Apple explains the difference between updates (these are updates within a version number, e.g. from 12.1 to 12.2) and upgrades (i.e. from iOS 15 to iOS 16). Apple also explains who can make these updates if the device is managed, for example in a school or company.
An important fact for all Mac users is hidden as a small note on the page: the fact that older operating system versions are no longer officially maintained and are therefore considered safe. So far, one could assume that Apple always fully supports three versions: the current one (Ventura as of now) and the two predecessors (currently Monterey and Big Sur). However, Apple writes in the support document:
Note: Because of dependency on architecture and system changes to any current version of macOS (for example, macOS 13), not all known security issues are addressed in previous versions (for example, macOS 12).

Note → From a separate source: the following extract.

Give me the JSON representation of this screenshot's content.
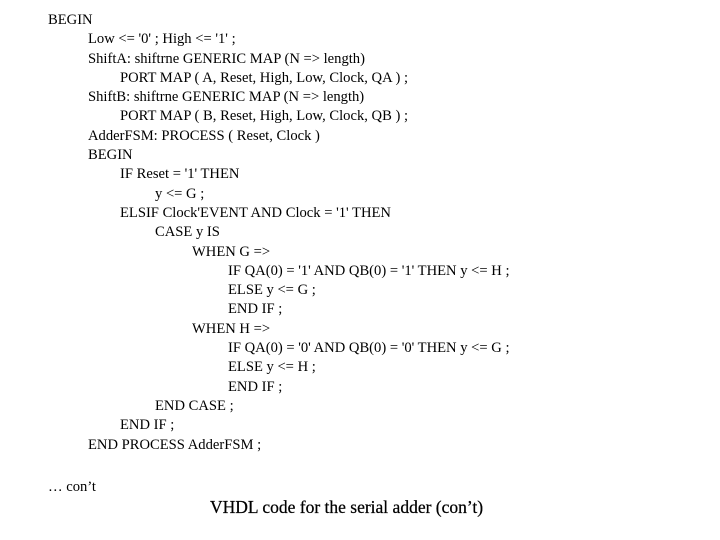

So Apple openly points out that the company no longer fully maintains older versions, even if security problems are known. This means that there are still updates, but these do not cover all known gaps. This can result in legal problems for users if the software used is no longer legally considered safe when using important data.
Since both the restriction for the use of the latest operating system version macOS Ventura from Apple on older hardware is artificially limited and the two older versions are only half-heartedly maintained, they are at this point on the OpenSource Legacy Patcher. This allows you to install the latest macOS version on older hardware.